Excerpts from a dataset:
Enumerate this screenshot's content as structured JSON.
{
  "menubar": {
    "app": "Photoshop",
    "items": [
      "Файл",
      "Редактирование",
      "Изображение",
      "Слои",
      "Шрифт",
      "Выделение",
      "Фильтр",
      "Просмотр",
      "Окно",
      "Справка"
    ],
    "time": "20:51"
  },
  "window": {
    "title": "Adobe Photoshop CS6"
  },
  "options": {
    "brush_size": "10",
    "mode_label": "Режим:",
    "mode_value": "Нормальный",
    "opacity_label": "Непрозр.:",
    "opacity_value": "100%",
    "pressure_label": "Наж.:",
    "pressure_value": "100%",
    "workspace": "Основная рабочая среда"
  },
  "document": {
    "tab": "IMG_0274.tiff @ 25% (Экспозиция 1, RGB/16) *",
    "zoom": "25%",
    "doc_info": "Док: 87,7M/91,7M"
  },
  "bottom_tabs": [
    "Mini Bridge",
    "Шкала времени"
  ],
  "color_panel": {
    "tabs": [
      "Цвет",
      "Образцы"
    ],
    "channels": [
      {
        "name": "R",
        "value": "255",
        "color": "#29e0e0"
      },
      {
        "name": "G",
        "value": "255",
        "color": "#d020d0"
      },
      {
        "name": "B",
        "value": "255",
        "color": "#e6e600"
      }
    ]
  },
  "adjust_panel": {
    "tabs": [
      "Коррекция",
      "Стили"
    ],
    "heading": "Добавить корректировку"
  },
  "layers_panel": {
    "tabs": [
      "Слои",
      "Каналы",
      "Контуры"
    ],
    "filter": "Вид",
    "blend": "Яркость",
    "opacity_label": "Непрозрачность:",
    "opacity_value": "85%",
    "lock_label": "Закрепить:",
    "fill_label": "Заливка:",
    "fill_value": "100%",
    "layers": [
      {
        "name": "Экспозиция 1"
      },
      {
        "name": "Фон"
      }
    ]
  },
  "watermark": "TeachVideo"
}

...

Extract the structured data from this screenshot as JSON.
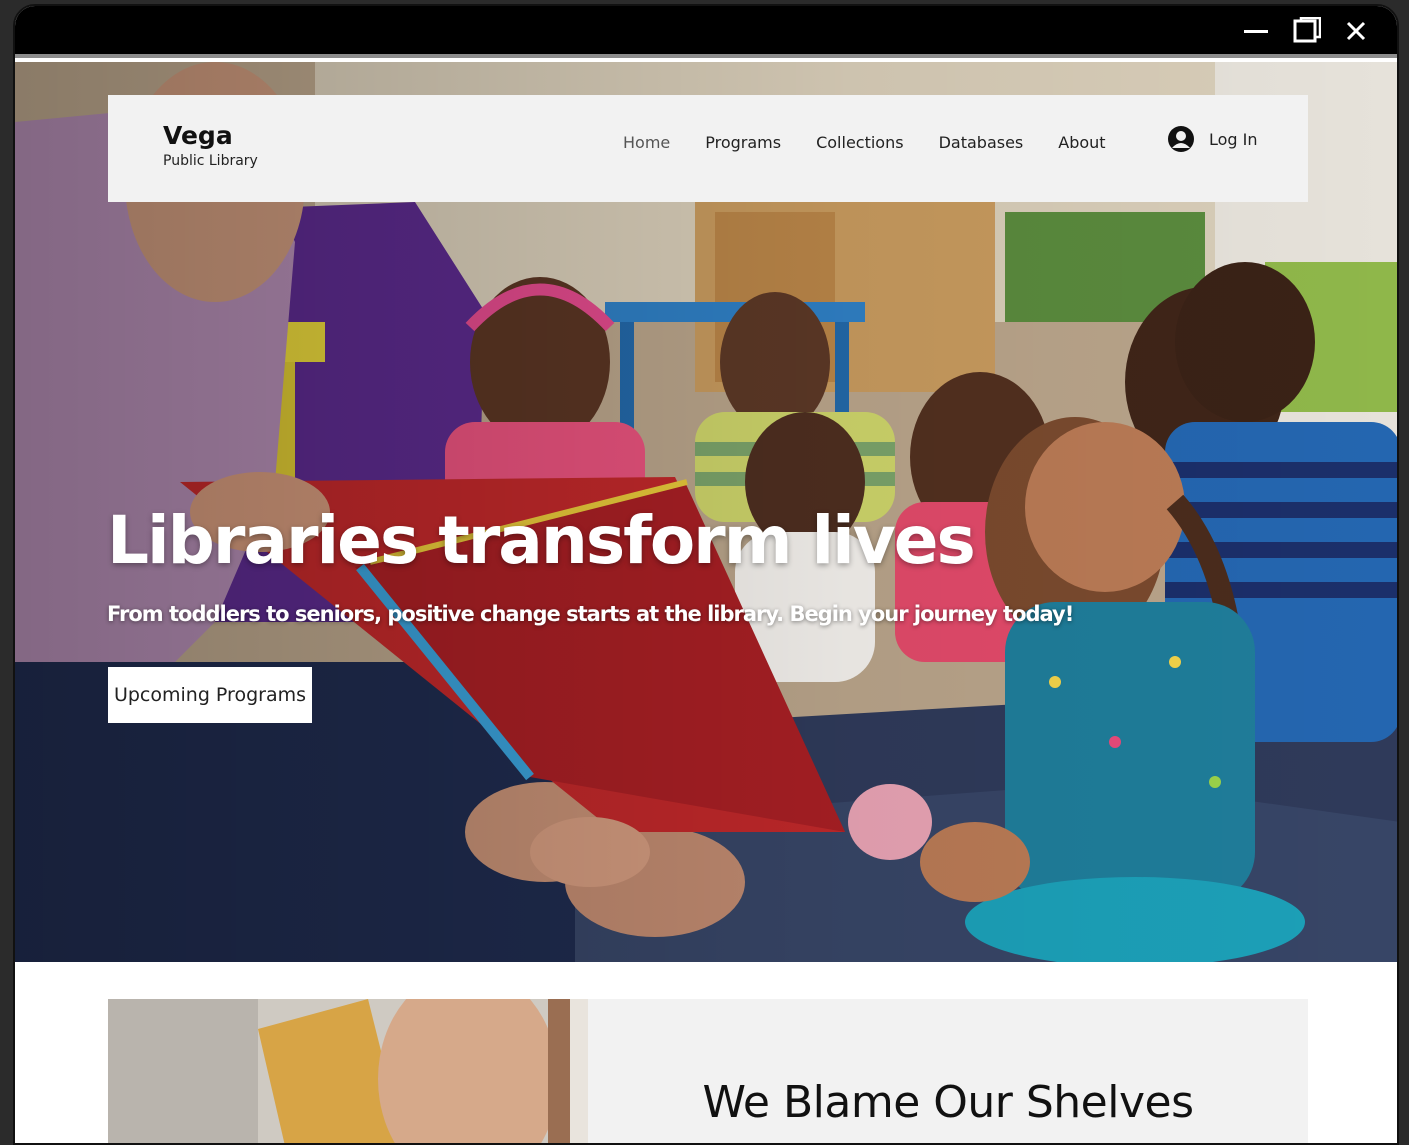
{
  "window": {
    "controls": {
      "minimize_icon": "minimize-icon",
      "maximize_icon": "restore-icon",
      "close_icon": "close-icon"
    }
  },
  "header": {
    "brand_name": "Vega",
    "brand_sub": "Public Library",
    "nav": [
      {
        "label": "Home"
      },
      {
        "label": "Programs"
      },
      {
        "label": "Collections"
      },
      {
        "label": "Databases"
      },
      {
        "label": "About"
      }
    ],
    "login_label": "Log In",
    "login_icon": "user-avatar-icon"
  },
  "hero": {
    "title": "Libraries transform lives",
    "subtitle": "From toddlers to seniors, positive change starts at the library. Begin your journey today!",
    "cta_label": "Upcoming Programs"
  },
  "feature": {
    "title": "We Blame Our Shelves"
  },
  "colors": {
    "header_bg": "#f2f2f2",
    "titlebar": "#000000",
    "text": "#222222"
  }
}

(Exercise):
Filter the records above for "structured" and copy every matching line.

(Task solution):
Enumerate this screenshot's content as structured JSON.
Extract the structured data from this screenshot as JSON.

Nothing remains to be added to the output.